Please write each entry out again exactly as shown.

== Segment start ==

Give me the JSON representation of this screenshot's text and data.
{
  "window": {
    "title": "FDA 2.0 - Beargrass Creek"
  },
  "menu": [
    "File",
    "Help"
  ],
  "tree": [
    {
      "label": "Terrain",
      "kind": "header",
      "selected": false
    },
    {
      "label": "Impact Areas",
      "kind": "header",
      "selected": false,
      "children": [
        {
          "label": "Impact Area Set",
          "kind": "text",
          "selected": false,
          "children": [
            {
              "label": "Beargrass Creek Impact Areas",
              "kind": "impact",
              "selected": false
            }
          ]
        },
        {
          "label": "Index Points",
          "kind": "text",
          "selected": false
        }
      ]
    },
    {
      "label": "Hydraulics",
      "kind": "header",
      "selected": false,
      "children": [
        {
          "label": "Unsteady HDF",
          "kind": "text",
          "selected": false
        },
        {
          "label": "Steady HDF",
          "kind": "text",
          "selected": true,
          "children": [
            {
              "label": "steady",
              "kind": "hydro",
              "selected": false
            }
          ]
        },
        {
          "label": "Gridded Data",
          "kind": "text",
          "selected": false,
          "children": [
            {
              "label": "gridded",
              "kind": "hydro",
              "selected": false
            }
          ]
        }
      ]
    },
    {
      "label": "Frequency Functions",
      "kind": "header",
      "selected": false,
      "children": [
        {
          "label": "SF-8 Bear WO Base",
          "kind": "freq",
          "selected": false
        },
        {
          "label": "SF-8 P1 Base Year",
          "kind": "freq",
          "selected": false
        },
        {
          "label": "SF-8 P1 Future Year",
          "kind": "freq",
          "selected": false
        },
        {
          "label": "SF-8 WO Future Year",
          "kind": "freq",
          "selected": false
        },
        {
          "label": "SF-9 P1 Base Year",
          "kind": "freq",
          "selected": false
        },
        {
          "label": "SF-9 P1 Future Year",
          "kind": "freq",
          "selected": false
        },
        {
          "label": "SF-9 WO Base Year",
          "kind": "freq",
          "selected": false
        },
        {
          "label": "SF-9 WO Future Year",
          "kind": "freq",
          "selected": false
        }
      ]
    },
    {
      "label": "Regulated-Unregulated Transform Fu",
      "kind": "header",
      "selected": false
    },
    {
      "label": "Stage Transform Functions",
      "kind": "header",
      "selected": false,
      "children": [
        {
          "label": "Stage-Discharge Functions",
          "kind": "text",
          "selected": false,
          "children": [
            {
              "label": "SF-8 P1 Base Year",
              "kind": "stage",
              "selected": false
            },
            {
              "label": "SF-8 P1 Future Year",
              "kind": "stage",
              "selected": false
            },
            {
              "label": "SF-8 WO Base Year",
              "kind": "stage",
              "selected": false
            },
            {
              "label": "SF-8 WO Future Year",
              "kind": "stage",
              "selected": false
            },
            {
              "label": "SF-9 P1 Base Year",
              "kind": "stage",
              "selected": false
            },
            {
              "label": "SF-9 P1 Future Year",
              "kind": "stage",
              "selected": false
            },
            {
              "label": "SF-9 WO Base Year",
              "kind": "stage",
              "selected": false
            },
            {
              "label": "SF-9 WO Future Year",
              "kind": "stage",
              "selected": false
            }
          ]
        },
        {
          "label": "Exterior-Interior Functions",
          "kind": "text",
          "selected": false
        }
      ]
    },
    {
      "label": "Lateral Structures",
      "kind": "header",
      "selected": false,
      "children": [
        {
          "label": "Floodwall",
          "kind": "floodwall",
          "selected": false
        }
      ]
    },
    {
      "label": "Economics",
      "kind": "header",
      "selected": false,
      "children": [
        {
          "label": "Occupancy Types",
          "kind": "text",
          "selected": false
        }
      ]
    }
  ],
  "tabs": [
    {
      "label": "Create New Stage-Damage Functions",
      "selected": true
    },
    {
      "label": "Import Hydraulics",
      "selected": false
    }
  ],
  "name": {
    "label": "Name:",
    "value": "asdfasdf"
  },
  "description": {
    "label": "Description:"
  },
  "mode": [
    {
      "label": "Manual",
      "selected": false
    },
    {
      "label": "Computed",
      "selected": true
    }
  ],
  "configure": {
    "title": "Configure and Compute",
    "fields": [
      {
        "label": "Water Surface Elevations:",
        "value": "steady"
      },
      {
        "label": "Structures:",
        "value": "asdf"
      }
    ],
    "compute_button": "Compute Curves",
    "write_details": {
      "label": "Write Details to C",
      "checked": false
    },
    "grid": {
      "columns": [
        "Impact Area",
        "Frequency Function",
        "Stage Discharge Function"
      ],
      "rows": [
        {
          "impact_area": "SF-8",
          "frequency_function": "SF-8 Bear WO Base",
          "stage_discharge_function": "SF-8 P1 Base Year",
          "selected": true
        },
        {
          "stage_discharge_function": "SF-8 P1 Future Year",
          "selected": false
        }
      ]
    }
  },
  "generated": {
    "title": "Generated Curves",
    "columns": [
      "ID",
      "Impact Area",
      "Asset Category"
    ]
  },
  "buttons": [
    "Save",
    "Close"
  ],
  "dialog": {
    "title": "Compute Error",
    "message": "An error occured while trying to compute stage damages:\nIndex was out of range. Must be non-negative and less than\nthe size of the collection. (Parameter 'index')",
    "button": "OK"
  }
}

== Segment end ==

■ ANSWER TO THIS PROBLEM
Give me the JSON representation of this screenshot's text and data.
{
  "window": {
    "title": "FDA 2.0 - Beargrass Creek"
  },
  "menu": [
    "File",
    "Help"
  ],
  "tree": [
    {
      "label": "Terrain",
      "kind": "header",
      "selected": false
    },
    {
      "label": "Impact Areas",
      "kind": "header",
      "selected": false,
      "children": [
        {
          "label": "Impact Area Set",
          "kind": "text",
          "selected": false,
          "children": [
            {
              "label": "Beargrass Creek Impact Areas",
              "kind": "impact",
              "selected": false
            }
          ]
        },
        {
          "label": "Index Points",
          "kind": "text",
          "selected": false
        }
      ]
    },
    {
      "label": "Hydraulics",
      "kind": "header",
      "selected": false,
      "children": [
        {
          "label": "Unsteady HDF",
          "kind": "text",
          "selected": false
        },
        {
          "label": "Steady HDF",
          "kind": "text",
          "selected": true,
          "children": [
            {
              "label": "steady",
              "kind": "hydro",
              "selected": false
            }
          ]
        },
        {
          "label": "Gridded Data",
          "kind": "text",
          "selected": false,
          "children": [
            {
              "label": "gridded",
              "kind": "hydro",
              "selected": false
            }
          ]
        }
      ]
    },
    {
      "label": "Frequency Functions",
      "kind": "header",
      "selected": false,
      "children": [
        {
          "label": "SF-8 Bear WO Base",
          "kind": "freq",
          "selected": false
        },
        {
          "label": "SF-8 P1 Base Year",
          "kind": "freq",
          "selected": false
        },
        {
          "label": "SF-8 P1 Future Year",
          "kind": "freq",
          "selected": false
        },
        {
          "label": "SF-8 WO Future Year",
          "kind": "freq",
          "selected": false
        },
        {
          "label": "SF-9 P1 Base Year",
          "kind": "freq",
          "selected": false
        },
        {
          "label": "SF-9 P1 Future Year",
          "kind": "freq",
          "selected": false
        },
        {
          "label": "SF-9 WO Base Year",
          "kind": "freq",
          "selected": false
        },
        {
          "label": "SF-9 WO Future Year",
          "kind": "freq",
          "selected": false
        }
      ]
    },
    {
      "label": "Regulated-Unregulated Transform Fu",
      "kind": "header",
      "selected": false
    },
    {
      "label": "Stage Transform Functions",
      "kind": "header",
      "selected": false,
      "children": [
        {
          "label": "Stage-Discharge Functions",
          "kind": "text",
          "selected": false,
          "children": [
            {
              "label": "SF-8 P1 Base Year",
              "kind": "stage",
              "selected": false
            },
            {
              "label": "SF-8 P1 Future Year",
              "kind": "stage",
              "selected": false
            },
            {
              "label": "SF-8 WO Base Year",
              "kind": "stage",
              "selected": false
            },
            {
              "label": "SF-8 WO Future Year",
              "kind": "stage",
              "selected": false
            },
            {
              "label": "SF-9 P1 Base Year",
              "kind": "stage",
              "selected": false
            },
            {
              "label": "SF-9 P1 Future Year",
              "kind": "stage",
              "selected": false
            },
            {
              "label": "SF-9 WO Base Year",
              "kind": "stage",
              "selected": false
            },
            {
              "label": "SF-9 WO Future Year",
              "kind": "stage",
              "selected": false
            }
          ]
        },
        {
          "label": "Exterior-Interior Functions",
          "kind": "text",
          "selected": false
        }
      ]
    },
    {
      "label": "Lateral Structures",
      "kind": "header",
      "selected": false,
      "children": [
        {
          "label": "Floodwall",
          "kind": "floodwall",
          "selected": false
        }
      ]
    },
    {
      "label": "Economics",
      "kind": "header",
      "selected": false,
      "children": [
        {
          "label": "Occupancy Types",
          "kind": "text",
          "selected": false
        }
      ]
    }
  ],
  "tabs": [
    {
      "label": "Create New Stage-Damage Functions",
      "selected": true
    },
    {
      "label": "Import Hydraulics",
      "selected": false
    }
  ],
  "name": {
    "label": "Name:",
    "value": "asdfasdf"
  },
  "description": {
    "label": "Description:"
  },
  "mode": [
    {
      "label": "Manual",
      "selected": false
    },
    {
      "label": "Computed",
      "selected": true
    }
  ],
  "configure": {
    "title": "Configure and Compute",
    "fields": [
      {
        "label": "Water Surface Elevations:",
        "value": "steady"
      },
      {
        "label": "Structures:",
        "value": "asdf"
      }
    ],
    "compute_button": "Compute Curves",
    "write_details": {
      "label": "Write Details to C",
      "checked": false
    },
    "grid": {
      "columns": [
        "Impact Area",
        "Frequency Function",
        "Stage Discharge Function"
      ],
      "rows": [
        {
          "impact_area": "SF-8",
          "frequency_function": "SF-8 Bear WO Base",
          "stage_discharge_function": "SF-8 P1 Base Year",
          "selected": true
        },
        {
          "stage_discharge_function": "SF-8 P1 Future Year",
          "selected": false
        }
      ]
    }
  },
  "generated": {
    "title": "Generated Curves",
    "columns": [
      "ID",
      "Impact Area",
      "Asset Category"
    ]
  },
  "buttons": [
    "Save",
    "Close"
  ],
  "dialog": {
    "title": "Compute Error",
    "message": "An error occured while trying to compute stage damages:\nIndex was out of range. Must be non-negative and less than\nthe size of the collection. (Parameter 'index')",
    "button": "OK"
  }
}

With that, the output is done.